Task requirements ->
Output every entry below exactly as it is written.

Information ->
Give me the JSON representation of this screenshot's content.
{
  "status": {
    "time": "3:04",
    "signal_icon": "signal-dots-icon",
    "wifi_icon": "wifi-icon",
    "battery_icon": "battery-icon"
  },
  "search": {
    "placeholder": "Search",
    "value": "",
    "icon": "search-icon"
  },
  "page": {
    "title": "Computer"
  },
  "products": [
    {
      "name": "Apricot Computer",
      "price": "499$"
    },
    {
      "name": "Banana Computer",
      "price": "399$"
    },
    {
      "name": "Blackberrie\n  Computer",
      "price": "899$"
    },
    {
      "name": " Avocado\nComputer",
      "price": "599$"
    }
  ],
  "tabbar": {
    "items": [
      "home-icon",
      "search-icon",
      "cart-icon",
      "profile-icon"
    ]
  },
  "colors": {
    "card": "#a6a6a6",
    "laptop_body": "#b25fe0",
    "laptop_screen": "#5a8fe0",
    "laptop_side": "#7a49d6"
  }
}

Task result ->
Give me the JSON representation of this screenshot's content.
{
  "status": {
    "time": "3:04",
    "signal_icon": "signal-dots-icon",
    "wifi_icon": "wifi-icon",
    "battery_icon": "battery-icon"
  },
  "search": {
    "placeholder": "Search",
    "value": "",
    "icon": "search-icon"
  },
  "page": {
    "title": "Computer"
  },
  "products": [
    {
      "name": "Apricot Computer",
      "price": "499$"
    },
    {
      "name": "Banana Computer",
      "price": "399$"
    },
    {
      "name": "Blackberrie\n  Computer",
      "price": "899$"
    },
    {
      "name": " Avocado\nComputer",
      "price": "599$"
    }
  ],
  "tabbar": {
    "items": [
      "home-icon",
      "search-icon",
      "cart-icon",
      "profile-icon"
    ]
  },
  "colors": {
    "card": "#a6a6a6",
    "laptop_body": "#b25fe0",
    "laptop_screen": "#5a8fe0",
    "laptop_side": "#7a49d6"
  }
}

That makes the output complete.